How is it supposed to work? The dose of the Excaliard drug is given after the wound is made, through an injection, not through a topical cream, Dean says. That makes it more useful for scars that cover small surface areas, like incisions. “This is not for burn victims,” Dean says.
Getting the dose, the delivery, and the sequence of operations right will be key to making this a success. Because when the body is wounded by an incision, a certain amount of immediate inflammation is natural and necessary to help the wound heal. Excaliard’s challenge is in determining when the inflammation has done its job, and when the remodeling of new scar tissue to seal the wound turns excessive.
Dean used an evolutionary example to make his point about how the body reacts to wounds and forms scars. If you were on the African savannah and got bitten by a lion, you’d want the wound to close up and heal as quickly as possible.
“Of course here in San Diego, people aren’t getting bitten by lions anymore,” Dean says. So that means the body is naturally inclined to overreact with not just inflammation, but growth factors to seal the wound over time, which would be good if it were the savannah, but not so much in a less dangerous environment. To be more specific, he said Excaliard is dampening this wound response by blocking a gene (which Dean isn’t disclosing yet) that triggers excess production of collagen and other fibrotic components that form bulky scars.

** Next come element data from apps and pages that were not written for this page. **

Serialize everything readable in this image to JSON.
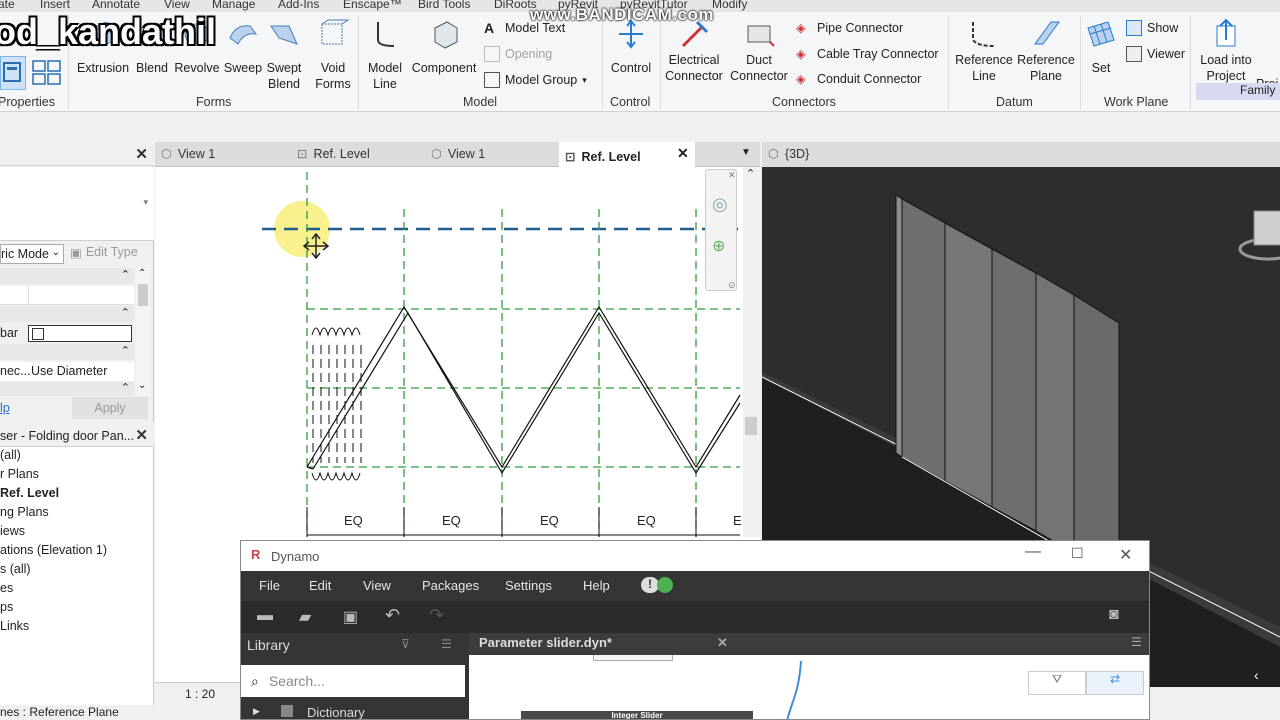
{
  "watermark": "www.BANDICAM.com",
  "overlay_username": "od_kandathil",
  "ribbon_tabs": [
    "ate",
    "Insert",
    "Annotate",
    "View",
    "Manage",
    "Add-Ins",
    "Enscape™",
    "Bird Tools",
    "DiRoots",
    "pyRevit",
    "pyRevitTutor",
    "Modify"
  ],
  "ribbon": {
    "forms": [
      "Extrusion",
      "Blend",
      "Revolve",
      "Sweep",
      "Swept Blend",
      "Void Forms"
    ],
    "forms_label": "Forms",
    "properties_label": "Properties",
    "model": {
      "model_line": "Model Line",
      "component": "Component",
      "model_text": "Model Text",
      "opening": "Opening",
      "model_group": "Model Group",
      "label": "Model"
    },
    "control": {
      "button": "Control",
      "label": "Control"
    },
    "connectors": {
      "electrical": "Electrical Connector",
      "duct": "Duct Connector",
      "pipe": "Pipe Connector",
      "cable_tray": "Cable Tray Connector",
      "conduit": "Conduit Connector",
      "label": "Connectors"
    },
    "datum": {
      "ref_line": "Reference Line",
      "ref_plane": "Reference Plane",
      "label": "Datum"
    },
    "work_plane": {
      "set": "Set",
      "show": "Show",
      "viewer": "Viewer",
      "label": "Work Plane"
    },
    "family": {
      "load": "Load into Project",
      "proj": "Proj",
      "label": "Family"
    }
  },
  "properties_panel": {
    "type_selector": "ric Mode",
    "edit_type": "Edit Type",
    "row_bar": "bar",
    "row_diameter_label": "nec...",
    "row_diameter_value": "Use Diameter",
    "help": "lp",
    "apply": "Apply"
  },
  "project_browser": {
    "title": "ser - Folding door Pan...",
    "items": [
      "(all)",
      "r Plans",
      "Ref. Level",
      "ng Plans",
      "iews",
      "ations (Elevation 1)",
      "s (all)",
      "es",
      "ps",
      "Links"
    ],
    "bold_index": 2
  },
  "view_tabs": [
    {
      "label": "View 1",
      "active": false
    },
    {
      "label": "Ref. Level",
      "active": false
    },
    {
      "label": "View 1",
      "active": false
    },
    {
      "label": "Ref. Level",
      "active": true
    }
  ],
  "view_3d_tab": "{3D}",
  "plan": {
    "dimension_labels": [
      "EQ",
      "EQ",
      "EQ",
      "EQ",
      "E"
    ],
    "scale": "1 : 20"
  },
  "status_text": "nes : Reference Plane",
  "dynamo": {
    "title": "Dynamo",
    "menu": [
      "File",
      "Edit",
      "View",
      "Packages",
      "Settings",
      "Help"
    ],
    "library_label": "Library",
    "search_placeholder": "Search...",
    "dictionary": "Dictionary",
    "file_tab": "Parameter slider.dyn*",
    "node_title": "Integer Slider"
  },
  "colors": {
    "ref_plane_green": "#2e9e3a",
    "ref_level_blue": "#1f5d8c",
    "highlight_yellow": "#f7ef7a",
    "family_panel": "#d7daf0"
  }
}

To build on this idea, Dean explained the wound healing process in three phases. First comes the inflammatory phase, in which white blood cells flock to the site of injury to ward off any foreign pathogens that might cause an infection once the skin is broken. That passes quickly, usually within a week, and is followed by more prolonged phases in which cells in the injured area proliferate and remodel connective tissue and growth factors to form a protective barrier around the wound.
“You want it to heal, but not scar,” Dean says.
The only competitor pursuing an idea like this is U.K.-based Renovo, which is further along with a pivotal clinical trial in Europe of a protein drug for scar reduction. Dean says his company’s drug is a specific small molecule (actually an oligonucleotide) that’s different from Renovo’s protein drug, and that the Excaliard treatment is designed to work through a different biological mechanism. But he didn’t say too much more about differentiating factors, or about the company’s clinical strategy.
He did, however, tell a fun little anecdote about the name. It is inspired by the legend of King Arthur, and the famous sword Excalibur, which was supposed to protect warriors from injury in battle. But Dean noted that it only worked in combination with the magical scabbard to protect it. Speaking metaphorically in this case, the drug is the sword, and the smooth, even scar is like the scabbard it needs to work in.